===== SUPPLIED MATERIAL =====
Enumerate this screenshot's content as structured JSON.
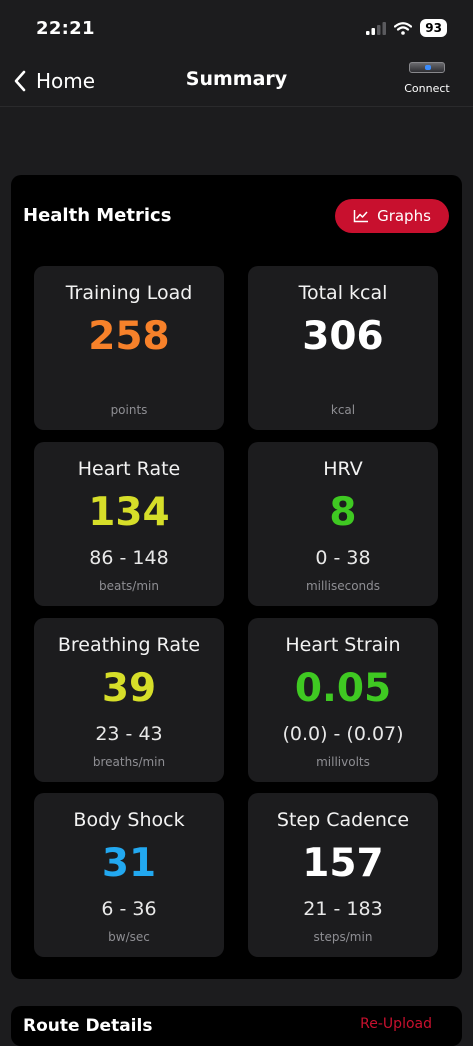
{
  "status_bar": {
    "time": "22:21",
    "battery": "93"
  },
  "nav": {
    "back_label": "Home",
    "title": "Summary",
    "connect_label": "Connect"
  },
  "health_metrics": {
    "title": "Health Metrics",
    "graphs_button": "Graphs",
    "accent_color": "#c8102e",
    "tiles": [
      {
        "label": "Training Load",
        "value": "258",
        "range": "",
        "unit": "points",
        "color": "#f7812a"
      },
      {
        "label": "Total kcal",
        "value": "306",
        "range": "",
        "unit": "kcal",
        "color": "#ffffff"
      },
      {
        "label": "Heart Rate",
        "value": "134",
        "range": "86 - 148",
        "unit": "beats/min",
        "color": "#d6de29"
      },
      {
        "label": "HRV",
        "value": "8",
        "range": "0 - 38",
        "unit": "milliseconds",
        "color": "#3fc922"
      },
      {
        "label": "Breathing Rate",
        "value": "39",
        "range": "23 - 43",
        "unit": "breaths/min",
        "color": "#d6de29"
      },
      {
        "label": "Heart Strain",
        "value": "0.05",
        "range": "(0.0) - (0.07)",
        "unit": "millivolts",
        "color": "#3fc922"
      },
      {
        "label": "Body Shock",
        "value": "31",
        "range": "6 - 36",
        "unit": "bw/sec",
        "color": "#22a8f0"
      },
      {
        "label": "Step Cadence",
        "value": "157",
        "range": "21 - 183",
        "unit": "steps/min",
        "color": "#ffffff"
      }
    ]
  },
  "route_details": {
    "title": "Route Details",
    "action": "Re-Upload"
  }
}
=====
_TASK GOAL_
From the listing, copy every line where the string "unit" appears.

_OUTPUT OF THE TASK_
        "unit": "points",
        "unit": "kcal",
        "unit": "beats/min",
        "unit": "milliseconds",
        "unit": "breaths/min",
        "unit": "millivolts",
        "unit": "bw/sec",
        "unit": "steps/min",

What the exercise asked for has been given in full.